154 Life and Letters 'of Francis Galton
exceedingly high and who know their early subjects very well. I hope to do better in each succeeding examination, but ill health, for I severely overstrained myself my first term,-and I feel convinced that to have read during the X-a, Vacation would have been madness,-has necessarily kept me back. But with no more excuses, as there is much in what Dr Jeune used to say. Good bye, Your affectionate son,
Galton appears to have taken only a third class in the Trinity May examinations, but apparently the class was determined not only by mathematics but also by classics
Friday, OLD HUMMUMS [11 June 1841].
COVENT GARDEN. Left Cambridge on Tuesday,-the classes are just out.
MY DEAR FATHER,
I am not yet aware what my place is in all the math. subjects. I was fourth in Trigonometry (Mathison told me) and as I did comparatively better in Geometry and Algebra, I probably am higher in those two. Having done but little classics and that badly I am in the third class I care scarcely at all about being where I am as I am as high in maths. as I expected. You must not forget that, as regards Classics more especially, I have to compete with men who have spent that time on them which I have employed in medicine, and it is therefore improbable that I should take a good place amongst them.
The Math. papers were exceedingly easy this year so that everybody, who knows anything about them, must of necessity do three fourths, hence there was little room for a man to distinguish himself in them.
In the Algebraical paper there were absolutely only 3 questions not bookwork, that is problems. This is too bad, it is also unusual.
I am moving about town, doing one thing or another, dined with the Huberts and Homers. I stay here till Tuesday morning to hear Madame Rachel on Monday. I expect to be in Leamington Tuesday afternoon
I have had to invest in a frock coat and two pair of trousers

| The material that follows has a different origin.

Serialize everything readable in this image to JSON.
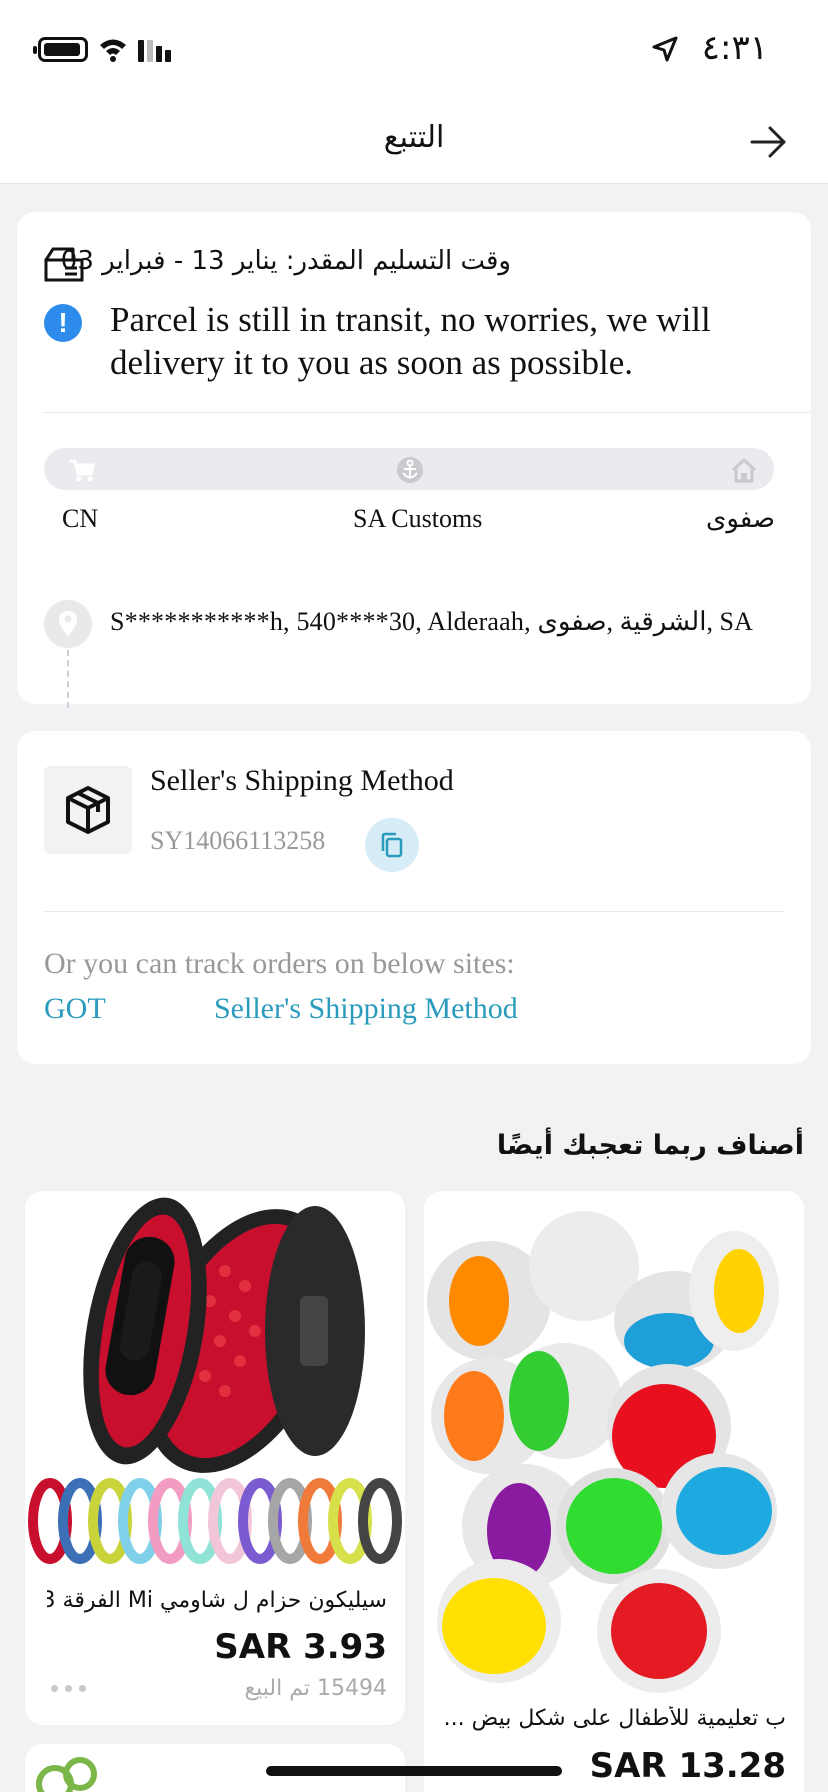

[P.S.] Hence as you observe I have not paid my Classical Tutor £7, who had left Cambridge without an address. I have not paid for my Frock Coat which will be about £5. I should be obliged for £5-£10 as my bill at the Old Hummums will be for a week and I take one meal daily. My stock in hand is £6. 19., there being a mistake somewhere of 3 shillings in my account.
Somewhere about the October of this year Tertius Galton sent his son Francis an "Essay on Book Keeping." It is a very simple description of how to keep accounts in an orderly manner, but it is of interest as showing us that from July 1st Francis was given a regular allowance, payable in advance quarterly, and thus the minute details of expenditure hitherto transmitted to his father cease. The allowance